Element data from apps and pages:
* * *

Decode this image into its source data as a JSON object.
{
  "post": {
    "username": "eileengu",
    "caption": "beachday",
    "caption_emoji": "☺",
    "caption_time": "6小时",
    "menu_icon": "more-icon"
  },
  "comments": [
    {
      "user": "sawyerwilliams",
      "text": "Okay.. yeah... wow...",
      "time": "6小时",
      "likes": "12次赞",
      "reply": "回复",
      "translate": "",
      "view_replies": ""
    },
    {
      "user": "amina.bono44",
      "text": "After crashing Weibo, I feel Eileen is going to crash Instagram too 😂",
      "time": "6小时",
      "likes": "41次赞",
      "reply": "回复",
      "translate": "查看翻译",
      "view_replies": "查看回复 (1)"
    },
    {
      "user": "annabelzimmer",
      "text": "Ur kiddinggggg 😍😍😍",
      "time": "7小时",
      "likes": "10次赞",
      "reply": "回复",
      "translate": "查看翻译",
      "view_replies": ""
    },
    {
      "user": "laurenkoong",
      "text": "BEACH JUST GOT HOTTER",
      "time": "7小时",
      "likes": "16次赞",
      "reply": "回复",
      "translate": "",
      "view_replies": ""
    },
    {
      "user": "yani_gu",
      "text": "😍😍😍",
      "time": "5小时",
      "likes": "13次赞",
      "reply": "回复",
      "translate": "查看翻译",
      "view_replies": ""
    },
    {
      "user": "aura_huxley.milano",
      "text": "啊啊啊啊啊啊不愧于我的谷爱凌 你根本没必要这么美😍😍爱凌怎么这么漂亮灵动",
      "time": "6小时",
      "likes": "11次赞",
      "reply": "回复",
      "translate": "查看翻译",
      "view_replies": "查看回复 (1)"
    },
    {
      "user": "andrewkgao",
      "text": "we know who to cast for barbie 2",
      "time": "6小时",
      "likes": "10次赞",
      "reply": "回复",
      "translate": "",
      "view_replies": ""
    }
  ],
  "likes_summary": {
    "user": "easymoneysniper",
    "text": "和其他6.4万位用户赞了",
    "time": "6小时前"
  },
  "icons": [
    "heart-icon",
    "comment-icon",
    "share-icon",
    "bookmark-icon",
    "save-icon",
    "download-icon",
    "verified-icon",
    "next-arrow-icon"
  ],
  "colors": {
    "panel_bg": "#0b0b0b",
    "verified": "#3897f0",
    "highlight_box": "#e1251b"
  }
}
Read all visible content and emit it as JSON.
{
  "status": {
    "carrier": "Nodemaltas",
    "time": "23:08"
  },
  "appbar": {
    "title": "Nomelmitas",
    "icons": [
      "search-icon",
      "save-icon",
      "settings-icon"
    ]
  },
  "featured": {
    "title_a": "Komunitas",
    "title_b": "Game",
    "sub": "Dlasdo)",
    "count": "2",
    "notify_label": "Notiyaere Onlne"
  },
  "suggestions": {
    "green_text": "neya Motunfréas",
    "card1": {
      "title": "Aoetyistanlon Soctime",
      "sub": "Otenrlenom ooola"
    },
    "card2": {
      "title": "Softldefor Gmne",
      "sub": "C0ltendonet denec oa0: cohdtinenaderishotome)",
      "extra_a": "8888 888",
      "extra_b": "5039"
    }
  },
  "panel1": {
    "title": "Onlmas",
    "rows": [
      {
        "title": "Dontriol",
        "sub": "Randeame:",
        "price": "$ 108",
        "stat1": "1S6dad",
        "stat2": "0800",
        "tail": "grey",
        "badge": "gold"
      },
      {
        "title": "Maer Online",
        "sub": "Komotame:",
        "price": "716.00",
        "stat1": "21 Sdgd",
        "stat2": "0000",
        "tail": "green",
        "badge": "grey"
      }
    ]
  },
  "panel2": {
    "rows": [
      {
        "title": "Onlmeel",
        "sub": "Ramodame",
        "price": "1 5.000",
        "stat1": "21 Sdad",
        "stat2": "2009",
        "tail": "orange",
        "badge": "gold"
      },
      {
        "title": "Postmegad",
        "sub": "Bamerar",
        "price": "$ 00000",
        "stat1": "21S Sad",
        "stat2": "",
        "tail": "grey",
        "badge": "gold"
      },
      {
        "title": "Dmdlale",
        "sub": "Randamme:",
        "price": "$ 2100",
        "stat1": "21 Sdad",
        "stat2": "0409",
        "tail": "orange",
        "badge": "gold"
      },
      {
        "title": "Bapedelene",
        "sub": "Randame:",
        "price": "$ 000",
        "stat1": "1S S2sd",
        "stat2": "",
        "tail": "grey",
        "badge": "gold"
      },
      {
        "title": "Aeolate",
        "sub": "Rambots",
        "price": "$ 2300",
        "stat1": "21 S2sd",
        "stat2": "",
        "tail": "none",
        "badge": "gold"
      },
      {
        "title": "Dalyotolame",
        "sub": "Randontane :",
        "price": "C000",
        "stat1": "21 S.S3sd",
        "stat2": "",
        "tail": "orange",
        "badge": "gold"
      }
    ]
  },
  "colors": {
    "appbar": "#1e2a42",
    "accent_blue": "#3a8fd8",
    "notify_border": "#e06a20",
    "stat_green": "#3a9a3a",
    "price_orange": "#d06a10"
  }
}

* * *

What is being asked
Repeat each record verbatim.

Completed task
Decode this image into its source data as a JSON object.
{
  "post": {
    "username": "eileengu",
    "caption": "beachday",
    "caption_emoji": "☺",
    "caption_time": "6小时",
    "menu_icon": "more-icon"
  },
  "comments": [
    {
      "user": "sawyerwilliams",
      "text": "Okay.. yeah... wow...",
      "time": "6小时",
      "likes": "12次赞",
      "reply": "回复",
      "translate": "",
      "view_replies": ""
    },
    {
      "user": "amina.bono44",
      "text": "After crashing Weibo, I feel Eileen is going to crash Instagram too 😂",
      "time": "6小时",
      "likes": "41次赞",
      "reply": "回复",
      "translate": "查看翻译",
      "view_replies": "查看回复 (1)"
    },
    {
      "user": "annabelzimmer",
      "text": "Ur kiddinggggg 😍😍😍",
      "time": "7小时",
      "likes": "10次赞",
      "reply": "回复",
      "translate": "查看翻译",
      "view_replies": ""
    },
    {
      "user": "laurenkoong",
      "text": "BEACH JUST GOT HOTTER",
      "time": "7小时",
      "likes": "16次赞",
      "reply": "回复",
      "translate": "",
      "view_replies": ""
    },
    {
      "user": "yani_gu",
      "text": "😍😍😍",
      "time": "5小时",
      "likes": "13次赞",
      "reply": "回复",
      "translate": "查看翻译",
      "view_replies": ""
    },
    {
      "user": "aura_huxley.milano",
      "text": "啊啊啊啊啊啊不愧于我的谷爱凌 你根本没必要这么美😍😍爱凌怎么这么漂亮灵动",
      "time": "6小时",
      "likes": "11次赞",
      "reply": "回复",
      "translate": "查看翻译",
      "view_replies": "查看回复 (1)"
    },
    {
      "user": "andrewkgao",
      "text": "we know who to cast for barbie 2",
      "time": "6小时",
      "likes": "10次赞",
      "reply": "回复",
      "translate": "",
      "view_replies": ""
    }
  ],
  "likes_summary": {
    "user": "easymoneysniper",
    "text": "和其他6.4万位用户赞了",
    "time": "6小时前"
  },
  "icons": [
    "heart-icon",
    "comment-icon",
    "share-icon",
    "bookmark-icon",
    "save-icon",
    "download-icon",
    "verified-icon",
    "next-arrow-icon"
  ],
  "colors": {
    "panel_bg": "#0b0b0b",
    "verified": "#3897f0",
    "highlight_box": "#e1251b"
  }
}
Read all visible content and emit it as JSON.
{
  "status": {
    "carrier": "Nodemaltas",
    "time": "23:08"
  },
  "appbar": {
    "title": "Nomelmitas",
    "icons": [
      "search-icon",
      "save-icon",
      "settings-icon"
    ]
  },
  "featured": {
    "title_a": "Komunitas",
    "title_b": "Game",
    "sub": "Dlasdo)",
    "count": "2",
    "notify_label": "Notiyaere Onlne"
  },
  "suggestions": {
    "green_text": "neya Motunfréas",
    "card1": {
      "title": "Aoetyistanlon Soctime",
      "sub": "Otenrlenom ooola"
    },
    "card2": {
      "title": "Softldefor Gmne",
      "sub": "C0ltendonet denec oa0: cohdtinenaderishotome)",
      "extra_a": "8888 888",
      "extra_b": "5039"
    }
  },
  "panel1": {
    "title": "Onlmas",
    "rows": [
      {
        "title": "Dontriol",
        "sub": "Randeame:",
        "price": "$ 108",
        "stat1": "1S6dad",
        "stat2": "0800",
        "tail": "grey",
        "badge": "gold"
      },
      {
        "title": "Maer Online",
        "sub": "Komotame:",
        "price": "716.00",
        "stat1": "21 Sdgd",
        "stat2": "0000",
        "tail": "green",
        "badge": "grey"
      }
    ]
  },
  "panel2": {
    "rows": [
      {
        "title": "Onlmeel",
        "sub": "Ramodame",
        "price": "1 5.000",
        "stat1": "21 Sdad",
        "stat2": "2009",
        "tail": "orange",
        "badge": "gold"
      },
      {
        "title": "Postmegad",
        "sub": "Bamerar",
        "price": "$ 00000",
        "stat1": "21S Sad",
        "stat2": "",
        "tail": "grey",
        "badge": "gold"
      },
      {
        "title": "Dmdlale",
        "sub": "Randamme:",
        "price": "$ 2100",
        "stat1": "21 Sdad",
        "stat2": "0409",
        "tail": "orange",
        "badge": "gold"
      },
      {
        "title": "Bapedelene",
        "sub": "Randame:",
        "price": "$ 000",
        "stat1": "1S S2sd",
        "stat2": "",
        "tail": "grey",
        "badge": "gold"
      },
      {
        "title": "Aeolate",
        "sub": "Rambots",
        "price": "$ 2300",
        "stat1": "21 S2sd",
        "stat2": "",
        "tail": "none",
        "badge": "gold"
      },
      {
        "title": "Dalyotolame",
        "sub": "Randontane :",
        "price": "C000",
        "stat1": "21 S.S3sd",
        "stat2": "",
        "tail": "orange",
        "badge": "gold"
      }
    ]
  },
  "colors": {
    "appbar": "#1e2a42",
    "accent_blue": "#3a8fd8",
    "notify_border": "#e06a20",
    "stat_green": "#3a9a3a",
    "price_orange": "#d06a10"
  }
}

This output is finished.